* [THE DATA]:
☆ ☆ ☆ ☆ ☆

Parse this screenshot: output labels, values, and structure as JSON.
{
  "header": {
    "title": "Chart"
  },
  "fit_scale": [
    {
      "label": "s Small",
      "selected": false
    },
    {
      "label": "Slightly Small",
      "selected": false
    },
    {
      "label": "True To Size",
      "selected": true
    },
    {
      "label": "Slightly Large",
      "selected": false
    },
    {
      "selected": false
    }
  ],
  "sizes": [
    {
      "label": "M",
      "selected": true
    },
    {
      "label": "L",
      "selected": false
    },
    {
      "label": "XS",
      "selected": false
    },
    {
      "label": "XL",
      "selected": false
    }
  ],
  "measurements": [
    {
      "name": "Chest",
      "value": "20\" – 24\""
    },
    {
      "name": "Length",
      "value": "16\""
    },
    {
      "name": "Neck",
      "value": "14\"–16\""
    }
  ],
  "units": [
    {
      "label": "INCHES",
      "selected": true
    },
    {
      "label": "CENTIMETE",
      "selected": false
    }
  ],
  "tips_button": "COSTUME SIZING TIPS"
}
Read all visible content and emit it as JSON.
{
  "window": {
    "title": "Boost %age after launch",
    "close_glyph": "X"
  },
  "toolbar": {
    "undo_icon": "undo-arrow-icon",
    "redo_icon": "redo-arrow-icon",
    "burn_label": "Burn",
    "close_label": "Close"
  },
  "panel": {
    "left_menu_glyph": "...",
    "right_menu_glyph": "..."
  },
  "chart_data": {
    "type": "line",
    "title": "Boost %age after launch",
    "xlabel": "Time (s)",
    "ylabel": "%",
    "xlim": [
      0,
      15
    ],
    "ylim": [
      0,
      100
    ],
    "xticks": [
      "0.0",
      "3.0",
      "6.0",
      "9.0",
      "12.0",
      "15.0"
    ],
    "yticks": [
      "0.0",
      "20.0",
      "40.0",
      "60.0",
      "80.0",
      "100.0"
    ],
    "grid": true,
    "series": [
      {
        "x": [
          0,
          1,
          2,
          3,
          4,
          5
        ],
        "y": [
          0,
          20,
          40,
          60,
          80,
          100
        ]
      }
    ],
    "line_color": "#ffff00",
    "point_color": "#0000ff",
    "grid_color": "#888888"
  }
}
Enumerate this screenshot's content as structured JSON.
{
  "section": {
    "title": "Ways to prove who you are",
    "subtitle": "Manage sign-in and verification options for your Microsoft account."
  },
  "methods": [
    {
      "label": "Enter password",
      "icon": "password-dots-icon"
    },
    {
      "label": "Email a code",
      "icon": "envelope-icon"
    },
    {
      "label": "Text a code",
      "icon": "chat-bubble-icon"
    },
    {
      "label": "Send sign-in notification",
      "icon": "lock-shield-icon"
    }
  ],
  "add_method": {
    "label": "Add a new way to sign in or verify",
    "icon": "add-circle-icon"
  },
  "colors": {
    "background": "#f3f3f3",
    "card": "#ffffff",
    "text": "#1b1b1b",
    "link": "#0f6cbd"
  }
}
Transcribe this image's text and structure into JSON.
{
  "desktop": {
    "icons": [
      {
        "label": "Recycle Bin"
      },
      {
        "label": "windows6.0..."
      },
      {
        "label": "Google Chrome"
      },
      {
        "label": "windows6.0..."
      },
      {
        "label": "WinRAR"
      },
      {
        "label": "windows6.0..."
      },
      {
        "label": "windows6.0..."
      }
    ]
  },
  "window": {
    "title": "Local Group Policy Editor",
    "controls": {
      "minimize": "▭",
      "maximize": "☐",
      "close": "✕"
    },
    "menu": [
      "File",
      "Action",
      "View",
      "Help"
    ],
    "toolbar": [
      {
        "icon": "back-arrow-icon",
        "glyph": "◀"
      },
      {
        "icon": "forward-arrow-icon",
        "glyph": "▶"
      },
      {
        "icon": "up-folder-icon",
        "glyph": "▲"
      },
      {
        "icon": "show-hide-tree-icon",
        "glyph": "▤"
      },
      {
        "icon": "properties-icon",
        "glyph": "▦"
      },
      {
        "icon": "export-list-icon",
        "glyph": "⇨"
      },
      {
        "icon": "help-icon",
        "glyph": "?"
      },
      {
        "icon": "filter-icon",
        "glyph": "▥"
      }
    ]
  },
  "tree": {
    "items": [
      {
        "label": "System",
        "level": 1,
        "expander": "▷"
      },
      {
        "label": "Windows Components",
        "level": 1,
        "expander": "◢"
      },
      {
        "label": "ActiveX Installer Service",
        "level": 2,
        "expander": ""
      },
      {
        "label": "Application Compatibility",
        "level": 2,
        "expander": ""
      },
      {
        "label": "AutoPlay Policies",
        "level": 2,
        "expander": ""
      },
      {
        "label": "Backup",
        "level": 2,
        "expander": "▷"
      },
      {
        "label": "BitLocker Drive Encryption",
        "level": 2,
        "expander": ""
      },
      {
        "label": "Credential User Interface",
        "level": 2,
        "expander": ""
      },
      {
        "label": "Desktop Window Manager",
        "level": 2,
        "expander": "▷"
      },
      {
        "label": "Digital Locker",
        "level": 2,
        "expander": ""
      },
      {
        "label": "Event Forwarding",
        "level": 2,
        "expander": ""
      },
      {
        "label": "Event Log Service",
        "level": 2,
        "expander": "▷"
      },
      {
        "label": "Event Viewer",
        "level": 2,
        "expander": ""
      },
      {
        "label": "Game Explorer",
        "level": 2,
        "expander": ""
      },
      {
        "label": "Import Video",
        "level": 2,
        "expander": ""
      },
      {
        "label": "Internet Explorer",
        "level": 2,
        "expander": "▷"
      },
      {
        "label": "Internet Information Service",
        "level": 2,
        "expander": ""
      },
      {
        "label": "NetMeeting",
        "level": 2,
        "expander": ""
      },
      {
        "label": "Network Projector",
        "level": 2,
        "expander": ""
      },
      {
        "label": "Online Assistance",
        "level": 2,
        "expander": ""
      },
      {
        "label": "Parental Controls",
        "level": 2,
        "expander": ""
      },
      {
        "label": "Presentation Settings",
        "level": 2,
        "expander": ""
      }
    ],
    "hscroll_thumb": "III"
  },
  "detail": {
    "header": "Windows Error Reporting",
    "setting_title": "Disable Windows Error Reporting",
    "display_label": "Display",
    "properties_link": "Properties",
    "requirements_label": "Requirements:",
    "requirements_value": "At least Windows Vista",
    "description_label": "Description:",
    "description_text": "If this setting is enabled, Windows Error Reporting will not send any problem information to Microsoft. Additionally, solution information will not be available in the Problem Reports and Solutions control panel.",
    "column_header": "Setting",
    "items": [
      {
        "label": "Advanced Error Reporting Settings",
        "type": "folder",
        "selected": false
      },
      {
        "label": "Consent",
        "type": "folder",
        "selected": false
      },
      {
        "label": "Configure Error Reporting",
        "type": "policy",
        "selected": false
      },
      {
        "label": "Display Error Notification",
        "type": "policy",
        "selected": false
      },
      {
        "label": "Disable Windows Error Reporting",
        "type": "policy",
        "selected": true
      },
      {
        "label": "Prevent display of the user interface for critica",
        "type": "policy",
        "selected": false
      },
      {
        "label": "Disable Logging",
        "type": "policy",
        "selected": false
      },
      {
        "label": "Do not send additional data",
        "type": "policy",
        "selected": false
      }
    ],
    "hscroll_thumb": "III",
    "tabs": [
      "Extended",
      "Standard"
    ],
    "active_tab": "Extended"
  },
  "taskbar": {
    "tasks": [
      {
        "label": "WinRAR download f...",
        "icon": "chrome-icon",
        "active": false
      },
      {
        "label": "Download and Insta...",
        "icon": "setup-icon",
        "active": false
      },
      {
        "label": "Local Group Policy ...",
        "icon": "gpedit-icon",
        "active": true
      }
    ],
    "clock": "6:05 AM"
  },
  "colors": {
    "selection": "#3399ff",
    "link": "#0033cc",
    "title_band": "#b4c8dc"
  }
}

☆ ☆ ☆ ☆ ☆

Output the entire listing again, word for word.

* [RESPONSE BELOW]:
Parse this screenshot: output labels, values, and structure as JSON.
{
  "header": {
    "title": "Chart"
  },
  "fit_scale": [
    {
      "label": "s Small",
      "selected": false
    },
    {
      "label": "Slightly Small",
      "selected": false
    },
    {
      "label": "True To Size",
      "selected": true
    },
    {
      "label": "Slightly Large",
      "selected": false
    },
    {
      "selected": false
    }
  ],
  "sizes": [
    {
      "label": "M",
      "selected": true
    },
    {
      "label": "L",
      "selected": false
    },
    {
      "label": "XS",
      "selected": false
    },
    {
      "label": "XL",
      "selected": false
    }
  ],
  "measurements": [
    {
      "name": "Chest",
      "value": "20\" – 24\""
    },
    {
      "name": "Length",
      "value": "16\""
    },
    {
      "name": "Neck",
      "value": "14\"–16\""
    }
  ],
  "units": [
    {
      "label": "INCHES",
      "selected": true
    },
    {
      "label": "CENTIMETE",
      "selected": false
    }
  ],
  "tips_button": "COSTUME SIZING TIPS"
}
Read all visible content and emit it as JSON.
{
  "window": {
    "title": "Boost %age after launch",
    "close_glyph": "X"
  },
  "toolbar": {
    "undo_icon": "undo-arrow-icon",
    "redo_icon": "redo-arrow-icon",
    "burn_label": "Burn",
    "close_label": "Close"
  },
  "panel": {
    "left_menu_glyph": "...",
    "right_menu_glyph": "..."
  },
  "chart_data": {
    "type": "line",
    "title": "Boost %age after launch",
    "xlabel": "Time (s)",
    "ylabel": "%",
    "xlim": [
      0,
      15
    ],
    "ylim": [
      0,
      100
    ],
    "xticks": [
      "0.0",
      "3.0",
      "6.0",
      "9.0",
      "12.0",
      "15.0"
    ],
    "yticks": [
      "0.0",
      "20.0",
      "40.0",
      "60.0",
      "80.0",
      "100.0"
    ],
    "grid": true,
    "series": [
      {
        "x": [
          0,
          1,
          2,
          3,
          4,
          5
        ],
        "y": [
          0,
          20,
          40,
          60,
          80,
          100
        ]
      }
    ],
    "line_color": "#ffff00",
    "point_color": "#0000ff",
    "grid_color": "#888888"
  }
}
Enumerate this screenshot's content as structured JSON.
{
  "section": {
    "title": "Ways to prove who you are",
    "subtitle": "Manage sign-in and verification options for your Microsoft account."
  },
  "methods": [
    {
      "label": "Enter password",
      "icon": "password-dots-icon"
    },
    {
      "label": "Email a code",
      "icon": "envelope-icon"
    },
    {
      "label": "Text a code",
      "icon": "chat-bubble-icon"
    },
    {
      "label": "Send sign-in notification",
      "icon": "lock-shield-icon"
    }
  ],
  "add_method": {
    "label": "Add a new way to sign in or verify",
    "icon": "add-circle-icon"
  },
  "colors": {
    "background": "#f3f3f3",
    "card": "#ffffff",
    "text": "#1b1b1b",
    "link": "#0f6cbd"
  }
}
Transcribe this image's text and structure into JSON.
{
  "desktop": {
    "icons": [
      {
        "label": "Recycle Bin"
      },
      {
        "label": "windows6.0..."
      },
      {
        "label": "Google Chrome"
      },
      {
        "label": "windows6.0..."
      },
      {
        "label": "WinRAR"
      },
      {
        "label": "windows6.0..."
      },
      {
        "label": "windows6.0..."
      }
    ]
  },
  "window": {
    "title": "Local Group Policy Editor",
    "controls": {
      "minimize": "▭",
      "maximize": "☐",
      "close": "✕"
    },
    "menu": [
      "File",
      "Action",
      "View",
      "Help"
    ],
    "toolbar": [
      {
        "icon": "back-arrow-icon",
        "glyph": "◀"
      },
      {
        "icon": "forward-arrow-icon",
        "glyph": "▶"
      },
      {
        "icon": "up-folder-icon",
        "glyph": "▲"
      },
      {
        "icon": "show-hide-tree-icon",
        "glyph": "▤"
      },
      {
        "icon": "properties-icon",
        "glyph": "▦"
      },
      {
        "icon": "export-list-icon",
        "glyph": "⇨"
      },
      {
        "icon": "help-icon",
        "glyph": "?"
      },
      {
        "icon": "filter-icon",
        "glyph": "▥"
      }
    ]
  },
  "tree": {
    "items": [
      {
        "label": "System",
        "level": 1,
        "expander": "▷"
      },
      {
        "label": "Windows Components",
        "level": 1,
        "expander": "◢"
      },
      {
        "label": "ActiveX Installer Service",
        "level": 2,
        "expander": ""
      },
      {
        "label": "Application Compatibility",
        "level": 2,
        "expander": ""
      },
      {
        "label": "AutoPlay Policies",
        "level": 2,
        "expander": ""
      },
      {
        "label": "Backup",
        "level": 2,
        "expander": "▷"
      },
      {
        "label": "BitLocker Drive Encryption",
        "level": 2,
        "expander": ""
      },
      {
        "label": "Credential User Interface",
        "level": 2,
        "expander": ""
      },
      {
        "label": "Desktop Window Manager",
        "level": 2,
        "expander": "▷"
      },
      {
        "label": "Digital Locker",
        "level": 2,
        "expander": ""
      },
      {
        "label": "Event Forwarding",
        "level": 2,
        "expander": ""
      },
      {
        "label": "Event Log Service",
        "level": 2,
        "expander": "▷"
      },
      {
        "label": "Event Viewer",
        "level": 2,
        "expander": ""
      },
      {
        "label": "Game Explorer",
        "level": 2,
        "expander": ""
      },
      {
        "label": "Import Video",
        "level": 2,
        "expander": ""
      },
      {
        "label": "Internet Explorer",
        "level": 2,
        "expander": "▷"
      },
      {
        "label": "Internet Information Service",
        "level": 2,
        "expander": ""
      },
      {
        "label": "NetMeeting",
        "level": 2,
        "expander": ""
      },
      {
        "label": "Network Projector",
        "level": 2,
        "expander": ""
      },
      {
        "label": "Online Assistance",
        "level": 2,
        "expander": ""
      },
      {
        "label": "Parental Controls",
        "level": 2,
        "expander": ""
      },
      {
        "label": "Presentation Settings",
        "level": 2,
        "expander": ""
      }
    ],
    "hscroll_thumb": "III"
  },
  "detail": {
    "header": "Windows Error Reporting",
    "setting_title": "Disable Windows Error Reporting",
    "display_label": "Display",
    "properties_link": "Properties",
    "requirements_label": "Requirements:",
    "requirements_value": "At least Windows Vista",
    "description_label": "Description:",
    "description_text": "If this setting is enabled, Windows Error Reporting will not send any problem information to Microsoft. Additionally, solution information will not be available in the Problem Reports and Solutions control panel.",
    "column_header": "Setting",
    "items": [
      {
        "label": "Advanced Error Reporting Settings",
        "type": "folder",
        "selected": false
      },
      {
        "label": "Consent",
        "type": "folder",
        "selected": false
      },
      {
        "label": "Configure Error Reporting",
        "type": "policy",
        "selected": false
      },
      {
        "label": "Display Error Notification",
        "type": "policy",
        "selected": false
      },
      {
        "label": "Disable Windows Error Reporting",
        "type": "policy",
        "selected": true
      },
      {
        "label": "Prevent display of the user interface for critica",
        "type": "policy",
        "selected": false
      },
      {
        "label": "Disable Logging",
        "type": "policy",
        "selected": false
      },
      {
        "label": "Do not send additional data",
        "type": "policy",
        "selected": false
      }
    ],
    "hscroll_thumb": "III",
    "tabs": [
      "Extended",
      "Standard"
    ],
    "active_tab": "Extended"
  },
  "taskbar": {
    "tasks": [
      {
        "label": "WinRAR download f...",
        "icon": "chrome-icon",
        "active": false
      },
      {
        "label": "Download and Insta...",
        "icon": "setup-icon",
        "active": false
      },
      {
        "label": "Local Group Policy ...",
        "icon": "gpedit-icon",
        "active": true
      }
    ],
    "clock": "6:05 AM"
  },
  "colors": {
    "selection": "#3399ff",
    "link": "#0033cc",
    "title_band": "#b4c8dc"
  }
}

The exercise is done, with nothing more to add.